» **Task brief**:
If a line in the data below includes the string "NTFS", please return a copy of it.

(Excerpts from a dataset)
%%

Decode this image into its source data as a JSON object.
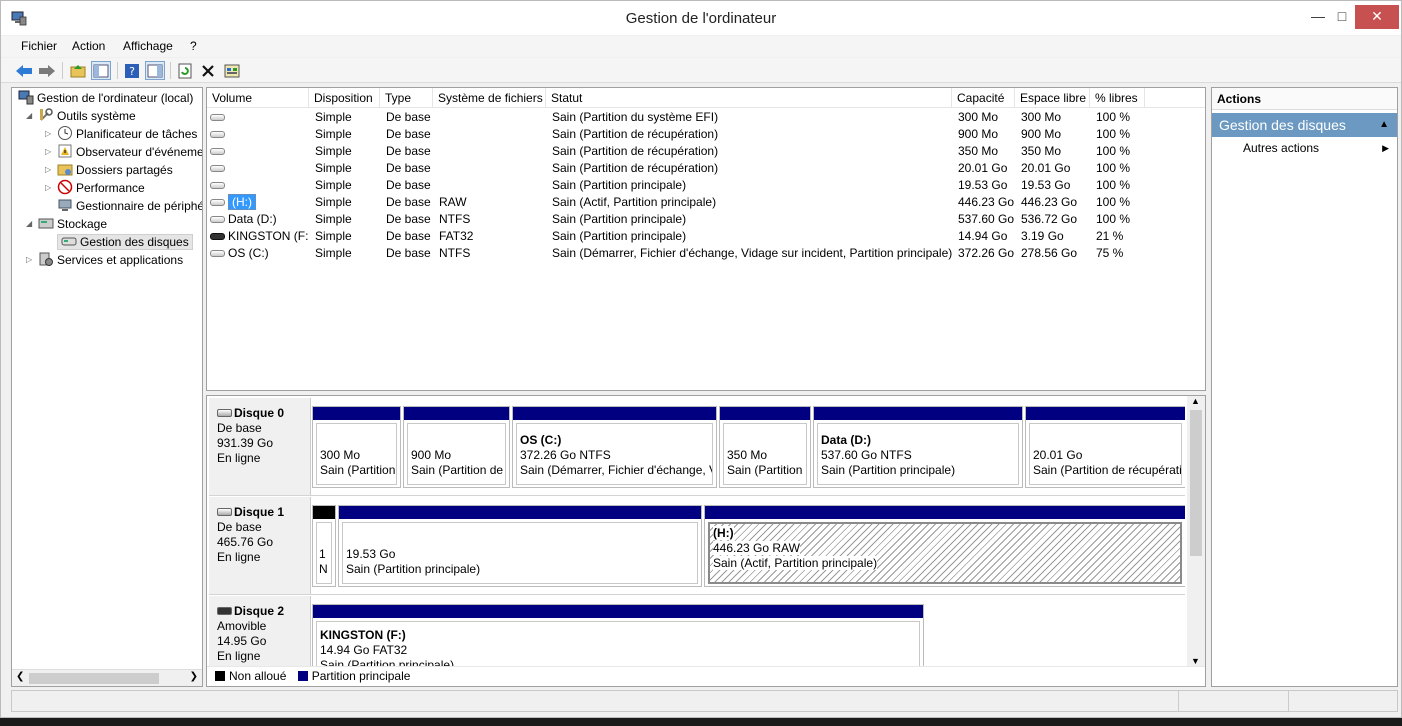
{
  "window": {
    "title": "Gestion de l'ordinateur"
  },
  "menu": [
    "Fichier",
    "Action",
    "Affichage",
    "?"
  ],
  "toolbar": {
    "icons": [
      "back-icon",
      "forward-icon",
      "up-icon",
      "show-tree-icon",
      "help-icon",
      "properties-icon",
      "refresh-icon",
      "delete-icon",
      "export-icon"
    ]
  },
  "tree": {
    "root": "Gestion de l'ordinateur (local)",
    "system_tools": "Outils système",
    "task_scheduler": "Planificateur de tâches",
    "event_viewer": "Observateur d'événeme",
    "shared_folders": "Dossiers partagés",
    "performance": "Performance",
    "device_manager": "Gestionnaire de périphé",
    "storage": "Stockage",
    "disk_management": "Gestion des disques",
    "services": "Services et applications"
  },
  "volumes": {
    "headers": [
      "Volume",
      "Disposition",
      "Type",
      "Système de fichiers",
      "Statut",
      "Capacité",
      "Espace libre",
      "% libres"
    ],
    "rows": [
      {
        "volume": "",
        "disposition": "Simple",
        "type": "De base",
        "fs": "",
        "status": "Sain (Partition du système EFI)",
        "capacity": "300 Mo",
        "free": "300 Mo",
        "pct": "100 %"
      },
      {
        "volume": "",
        "disposition": "Simple",
        "type": "De base",
        "fs": "",
        "status": "Sain (Partition de récupération)",
        "capacity": "900 Mo",
        "free": "900 Mo",
        "pct": "100 %"
      },
      {
        "volume": "",
        "disposition": "Simple",
        "type": "De base",
        "fs": "",
        "status": "Sain (Partition de récupération)",
        "capacity": "350 Mo",
        "free": "350 Mo",
        "pct": "100 %"
      },
      {
        "volume": "",
        "disposition": "Simple",
        "type": "De base",
        "fs": "",
        "status": "Sain (Partition de récupération)",
        "capacity": "20.01 Go",
        "free": "20.01 Go",
        "pct": "100 %"
      },
      {
        "volume": "",
        "disposition": "Simple",
        "type": "De base",
        "fs": "",
        "status": "Sain (Partition principale)",
        "capacity": "19.53 Go",
        "free": "19.53 Go",
        "pct": "100 %"
      },
      {
        "volume": "(H:)",
        "disposition": "Simple",
        "type": "De base",
        "fs": "RAW",
        "status": "Sain (Actif, Partition principale)",
        "capacity": "446.23 Go",
        "free": "446.23 Go",
        "pct": "100 %"
      },
      {
        "volume": "Data (D:)",
        "disposition": "Simple",
        "type": "De base",
        "fs": "NTFS",
        "status": "Sain (Partition principale)",
        "capacity": "537.60 Go",
        "free": "536.72 Go",
        "pct": "100 %"
      },
      {
        "volume": "KINGSTON (F:)",
        "disposition": "Simple",
        "type": "De base",
        "fs": "FAT32",
        "status": "Sain (Partition principale)",
        "capacity": "14.94 Go",
        "free": "3.19 Go",
        "pct": "21 %"
      },
      {
        "volume": "OS (C:)",
        "disposition": "Simple",
        "type": "De base",
        "fs": "NTFS",
        "status": "Sain (Démarrer, Fichier d'échange, Vidage sur incident, Partition principale)",
        "capacity": "372.26 Go",
        "free": "278.56 Go",
        "pct": "75 %"
      }
    ]
  },
  "disks": [
    {
      "name": "Disque 0",
      "kind": "De base",
      "size": "931.39 Go",
      "state": "En ligne",
      "partitions": [
        {
          "title": "",
          "size": "300 Mo",
          "status": "Sain (Partition"
        },
        {
          "title": "",
          "size": "900 Mo",
          "status": "Sain (Partition de"
        },
        {
          "title": "OS  (C:)",
          "size": "372.26 Go NTFS",
          "status": "Sain (Démarrer, Fichier d'échange, V"
        },
        {
          "title": "",
          "size": "350 Mo",
          "status": "Sain (Partition"
        },
        {
          "title": "Data  (D:)",
          "size": "537.60 Go NTFS",
          "status": "Sain (Partition principale)"
        },
        {
          "title": "",
          "size": "20.01 Go",
          "status": "Sain (Partition de récupérati"
        }
      ]
    },
    {
      "name": "Disque 1",
      "kind": "De base",
      "size": "465.76 Go",
      "state": "En ligne",
      "partitions": [
        {
          "title": "",
          "size": "1",
          "status": "N"
        },
        {
          "title": "",
          "size": "19.53 Go",
          "status": "Sain (Partition principale)"
        },
        {
          "title": "(H:)",
          "size": "446.23 Go RAW",
          "status": "Sain (Actif, Partition principale)"
        }
      ]
    },
    {
      "name": "Disque 2",
      "kind": "Amovible",
      "size": "14.95 Go",
      "state": "En ligne",
      "partitions": [
        {
          "title": "KINGSTON  (F:)",
          "size": "14.94 Go FAT32",
          "status": "Sain (Partition principale)"
        }
      ]
    }
  ],
  "legend": {
    "unallocated": "Non alloué",
    "primary": "Partition principale"
  },
  "colors": {
    "primary_partition": "#000080",
    "unallocated": "#000000",
    "actions_header": "#6b99c2"
  },
  "actions": {
    "header": "Actions",
    "group": "Gestion des disques",
    "more": "Autres actions"
  }
}
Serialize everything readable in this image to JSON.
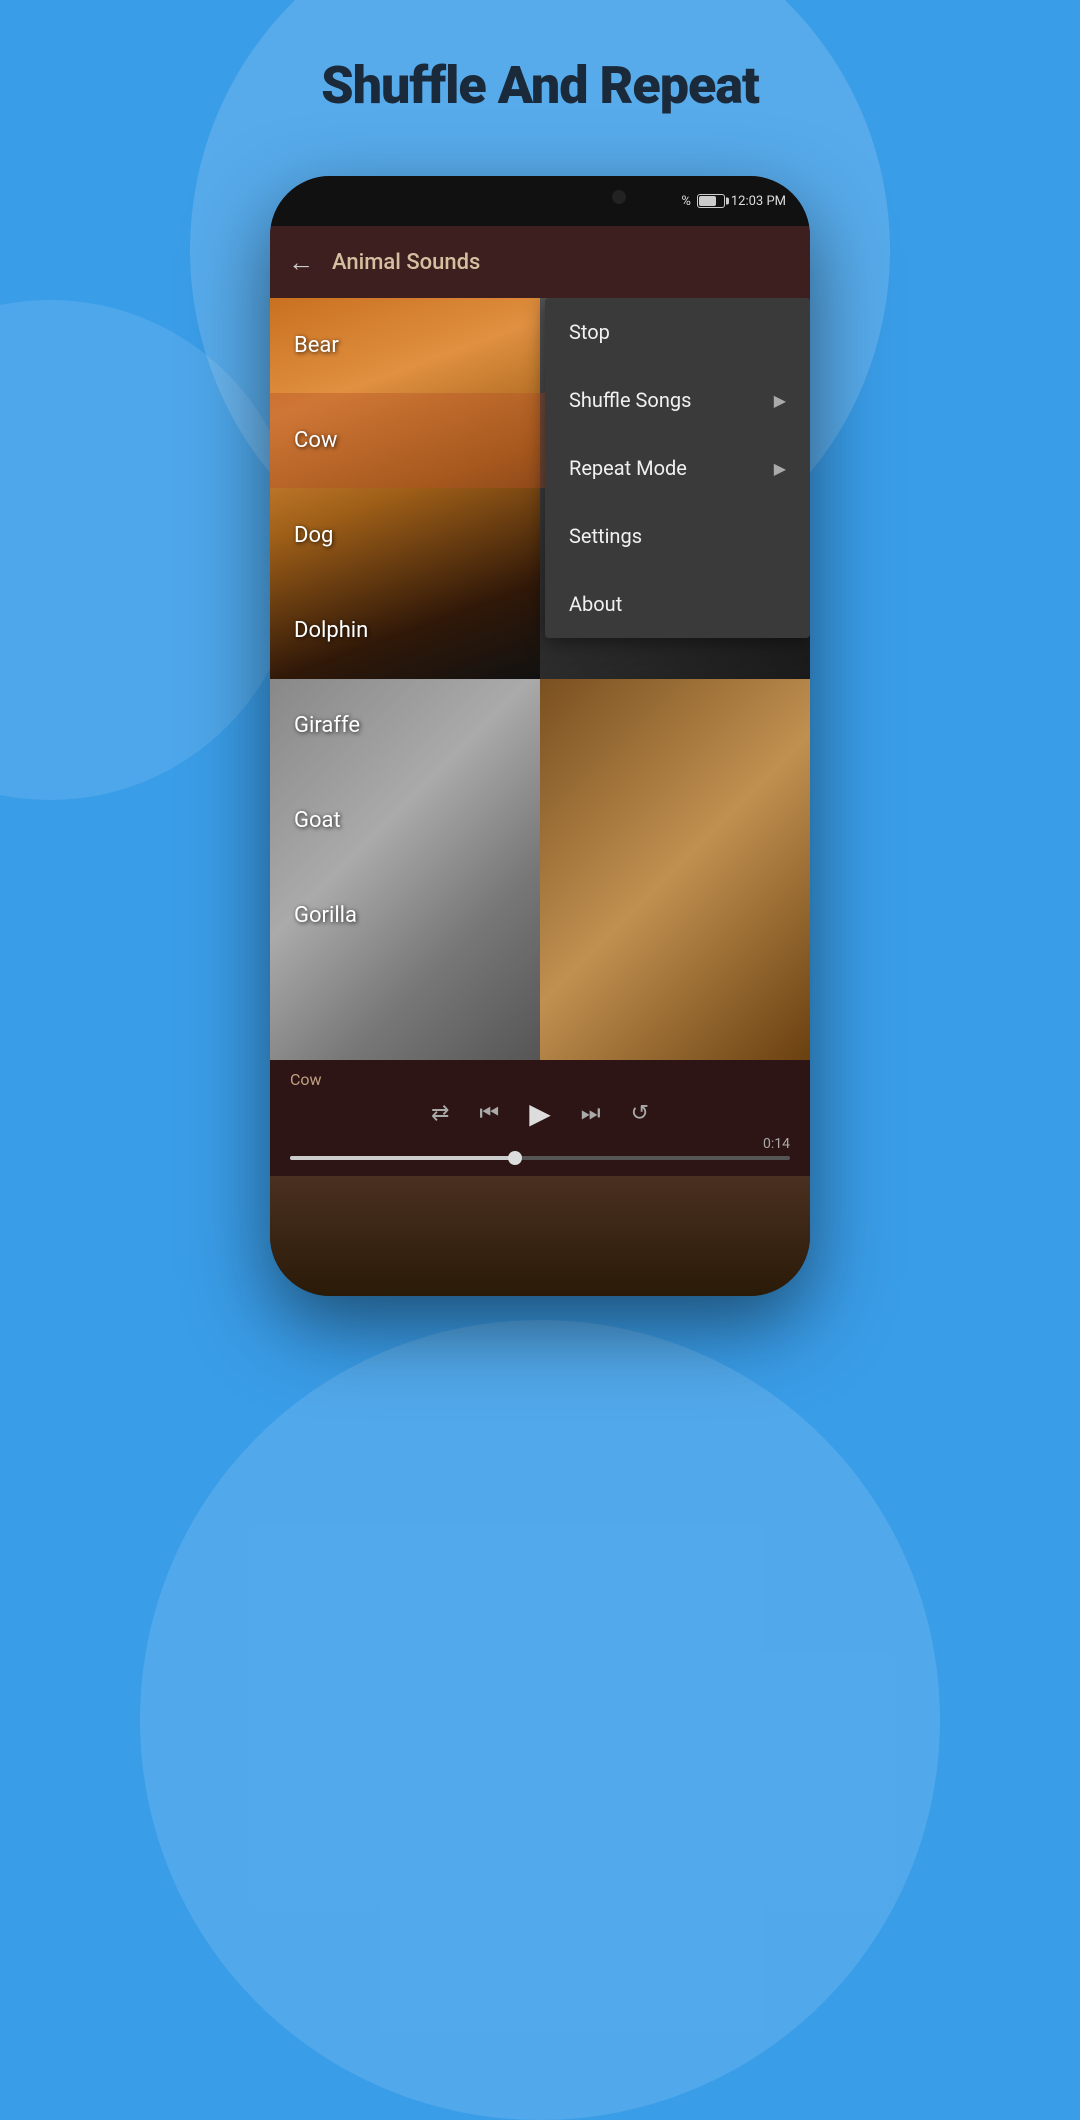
{
  "page": {
    "title": "Shuffle And Repeat",
    "background_color": "#3a9de8"
  },
  "phone": {
    "status_bar": {
      "battery_percent": "%",
      "time": "12:03 PM"
    }
  },
  "app": {
    "header_title": "Animal Sounds",
    "back_label": "←"
  },
  "animals": [
    {
      "name": "Bear",
      "active": false
    },
    {
      "name": "Cow",
      "active": true
    },
    {
      "name": "Dog",
      "active": false
    },
    {
      "name": "Dolphin",
      "active": false
    },
    {
      "name": "Giraffe",
      "active": false
    },
    {
      "name": "Goat",
      "active": false
    },
    {
      "name": "Gorilla",
      "active": false
    }
  ],
  "dropdown": {
    "items": [
      {
        "label": "Stop",
        "has_arrow": false
      },
      {
        "label": "Shuffle Songs",
        "has_arrow": true
      },
      {
        "label": "Repeat Mode",
        "has_arrow": true
      },
      {
        "label": "Settings",
        "has_arrow": false
      },
      {
        "label": "About",
        "has_arrow": false
      }
    ]
  },
  "player": {
    "current_track": "Cow",
    "time": "0:14",
    "progress_percent": 45
  },
  "controls": {
    "shuffle": "⇄",
    "prev": "⏮",
    "play": "▶",
    "next": "⏭",
    "repeat": "↺"
  }
}
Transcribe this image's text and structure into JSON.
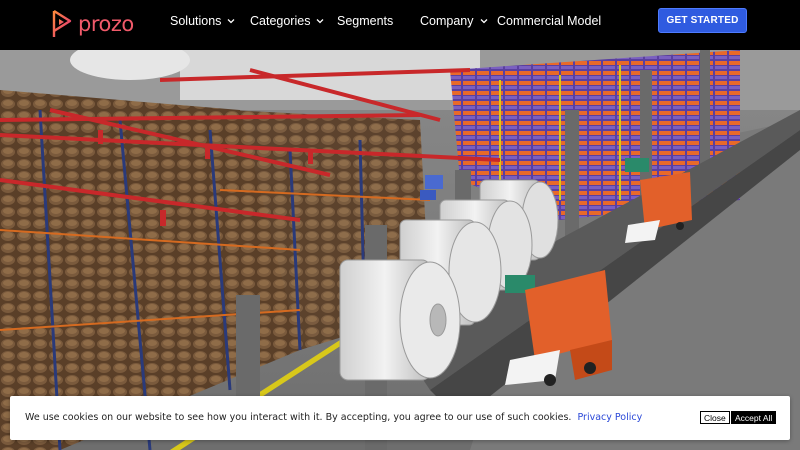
{
  "brand": {
    "name": "prozo",
    "accent": "#f05a6a"
  },
  "nav": {
    "items": [
      {
        "label": "Solutions",
        "has_dropdown": true
      },
      {
        "label": "Categories",
        "has_dropdown": true
      },
      {
        "label": "Segments",
        "has_dropdown": false
      },
      {
        "label": "Company",
        "has_dropdown": true
      },
      {
        "label": "Commercial Model",
        "has_dropdown": false
      }
    ],
    "cta_label": "GET STARTED",
    "cta_color": "#2f5be0"
  },
  "hero": {
    "image_icon": "warehouse-3d-scene"
  },
  "cookie": {
    "message": "We use cookies on our website to see how you interact with it. By accepting, you agree to our use of such cookies.",
    "link_label": "Privacy Policy",
    "close_label": "Close",
    "accept_label": "Accept All"
  }
}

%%

» **Solution for this problem**:
        "fs": "NTFS",
        "fs": "NTFS",
          "size": "372.26 Go NTFS",
          "size": "537.60 Go NTFS",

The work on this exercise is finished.